- Onion: While onion is not as powerful as garlic, its fellow odoriferous bulb, this herb is commonly used to enhance the flavor of a large range of dishes. It is often served raw in salads, added to soups and other savory dishes, and comes in a large variety of types and flavors. The types of onion include brown onions, green onions, leeks, pearl onions, shallots, and more, and while they are all very different in appearance, texture, and flavor, they all have one thing in common: They make your breath stink.
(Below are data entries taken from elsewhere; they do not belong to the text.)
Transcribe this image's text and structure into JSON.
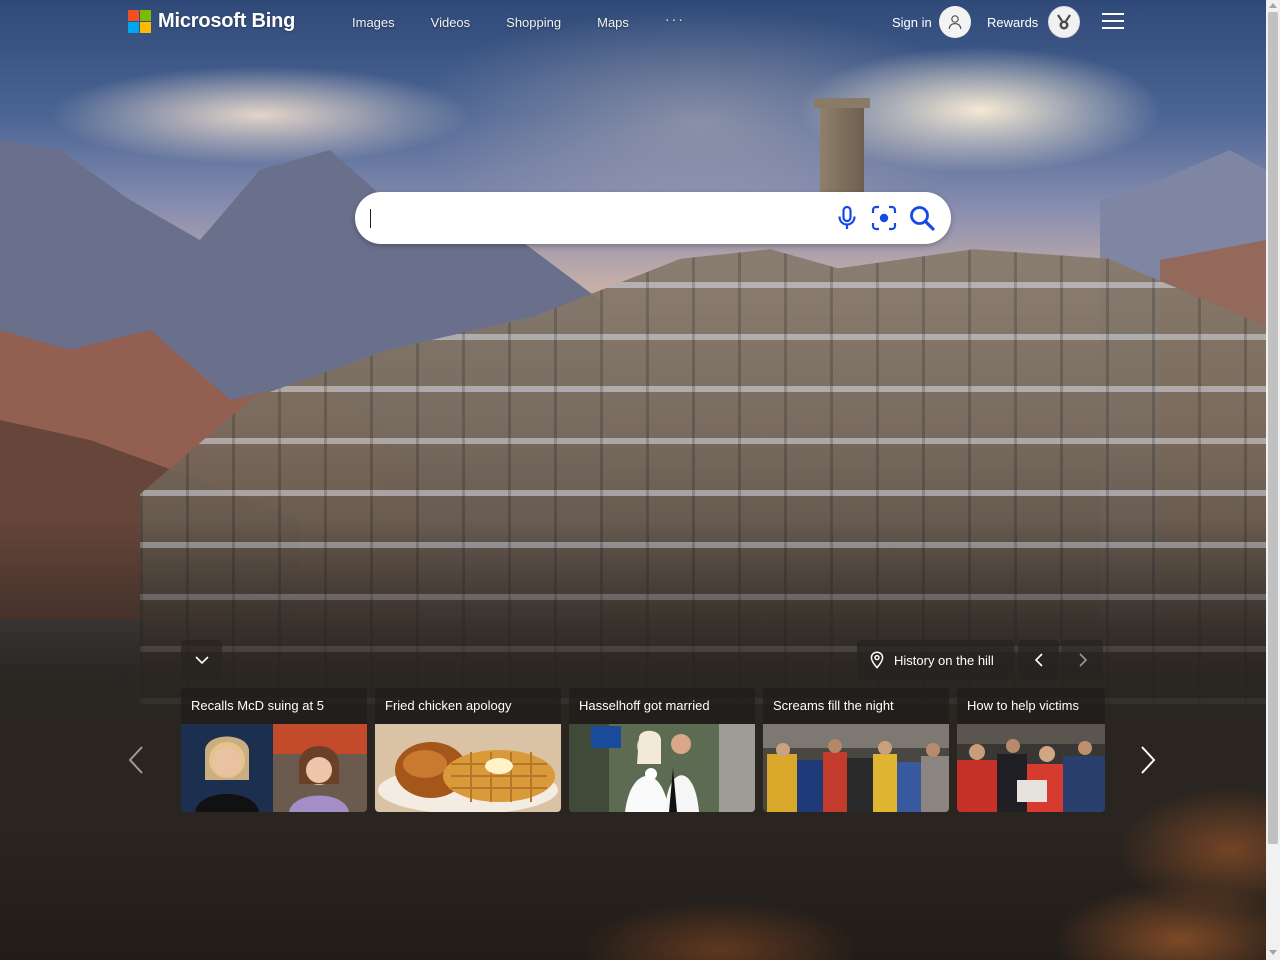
{
  "brand": {
    "name": "Microsoft Bing",
    "colors": [
      "#f25022",
      "#7fba00",
      "#00a4ef",
      "#ffb900"
    ]
  },
  "nav": {
    "items": [
      "Images",
      "Videos",
      "Shopping",
      "Maps"
    ],
    "more": "···"
  },
  "account": {
    "signin_label": "Sign in",
    "rewards_label": "Rewards"
  },
  "search": {
    "value": "",
    "placeholder": "",
    "accent": "#174ae4"
  },
  "image_of_day": {
    "location_label": "History on the hill"
  },
  "news_cards": [
    {
      "title": "Recalls McD suing at 5"
    },
    {
      "title": "Fried chicken apology"
    },
    {
      "title": "Hasselhoff got married"
    },
    {
      "title": "Screams fill the night"
    },
    {
      "title": "How to help victims"
    }
  ],
  "icons": [
    "microphone-icon",
    "visual-search-icon",
    "search-icon",
    "user-icon",
    "medal-icon",
    "menu-icon",
    "chevron-down-icon",
    "location-pin-icon",
    "chevron-left-icon",
    "chevron-right-icon"
  ]
}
- Coffee: Too much coffee gives you bad breath. It’s a hard truth to face, especially since dates at coffee shops are where many love stories begin. Coffee is wonderful at delivering a warm wake-up call each morning and nurturing its consumer into a state of alertness that allows them to take on the day. While this is a deeply appreciated trait, what few people realize is that it’s also one of the most dehydrating drinks you can consume. We aren’t suggesting that you quit coffee for good, but if you want the confidence that comes with fresh breath, you should limit your consumption to a cup a day.
- Alcohol: Don’t give up your Champagne toast at midnight on New Year’s Eve, but do watch your overall consumption of alcoholic beverages. That beer you look forward to at the end of each day and that weekly happy-hour cocktail you consume with your co-workers is drying out your mouth. When your saliva flow runs low, bad-smelling bacteria sticks around and turns breath bad.
Battle Bad Breath
There are a variety of simple ways you can actively ward off and battle bad breath on a daily basis.
- Stay hydrated: Drink water all day long. It washes away leftover food particles and the bacteria that can lead to decay, and it helps you avoid dry mouth. Aim for six to eight 8-ounce glasses of water a day.
- Clean your tongue: Residual buildup between your taste buds and the fold in your tongue can affect your breath negatively. Keep your tongue clean by brushing it regularly. You can also find very effective tongue scrapers at most drugstores.
- Chew gum: Sugarless gum with xylitol keeps your breath fresh while cleaning your teeth. Gum stimulates the flow of saliva, which washes unwanted debris from your teeth.
- Snack on this: Crisp, fresh fruits and vegetables turn on the flow of saliva and decrease the occurrence of bad breath caused by hunger. When you become hungry, especially when you are on calorie-restricted diets, the acids in your stomach build up and give your breath a nasty scent.
- Eat your garnish: Parsley is a popular garnish on many of the dishes served in restaurants. Most people think the only purpose it serves is to pretty up your plate. But parsley contains chlorophyll, which is a powerful breath and post-meal romance saver.
If you want to feel completely confident this holiday season, give Vancouver dentist Dr. David Hanson a call at (360) 695-1515 and set up a cleaning. We will make sure your smile is New Year’s Eve ready, so you can enjoy kissing this year goodbye.